It was not exactly tipping it down, just a few spits and spots to start with, but wet enough for Maurice not to get a very good grip on his pedals with his clippity clop cycle shoes and so after half a mile he returned to slip on some deck shoes which were more appropriate for the prevailing conditions, leaving the rest of the group sheltering behind a hedge whilst admiring the entrance to the local pig processing factory:
With Maurice having got a grip on his pedals we soon re-started and started a clockwise route through wet but still delightful Suffolk lanes. Here is the route taken:

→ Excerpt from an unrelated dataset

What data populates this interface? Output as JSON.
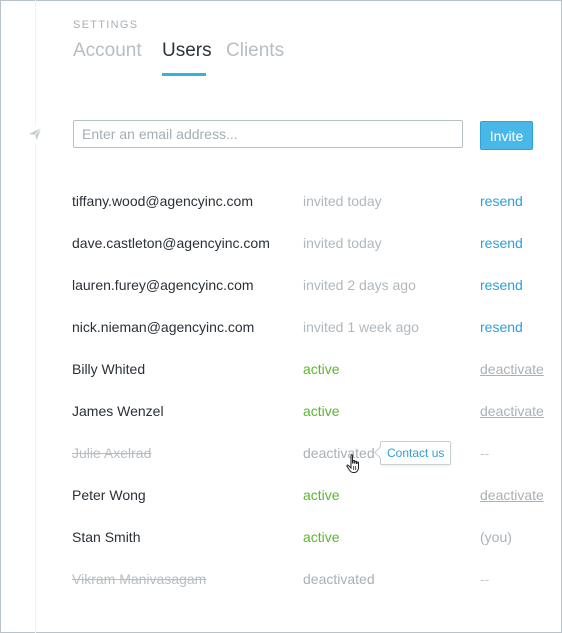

The churches, houses and cottages in the villages we passed through all looked splendid and there was a general absence of potholes thanks to some recent repairs and re-gravelling, necessitating some careful riding at times. There were hills too, steep enough in the fields near Boxted for a blue ski run, according to Roger.
Thoughts of more coffee began at about the 15 mile mark but the destination was the old Station at Clare after 20 miles, by which time we needed to dry out a bit too. This is a favourite stop with coffee and cakes being served in the Waiting Room amongst all kinds of railway paraphernalia. The Eccles cakes were still warm, and very good too, likewise the coffee.
According to Wikipedia, Clare Castle was built shortly after the Norman conquest of England by Richard Fitz Gilbert. In the 14th century the castle was the home of Elizabeth de Clare, one of the richest women in England, who maintained a substantial household there. The castle passed into the hands of the Crown, and by the 16th century was in ruins. It was damaged by the construction of the Great Eastern Railway in 1867 which went through the middle of castle, which could perhaps be the origin of that old song about The railroad runs through the middle of the house, the middle of the house, the middle of the house etc.. Perhaps not.
Then it was 10 miles back to The Red Lion, with Maurice having just two of five blobs left on his battery gauge, in heavier rain but not torrential, and it was good to see John B’s car in the car park. We sat down to a good lunch and were later joined by John who had started his ride a bit later than the rest of us.
Thanks, Maurice, for organising the ride. We had the best part of a wet day judging by what came later.
PS. What came later was one of the wettest days ever recorded in Cavendish.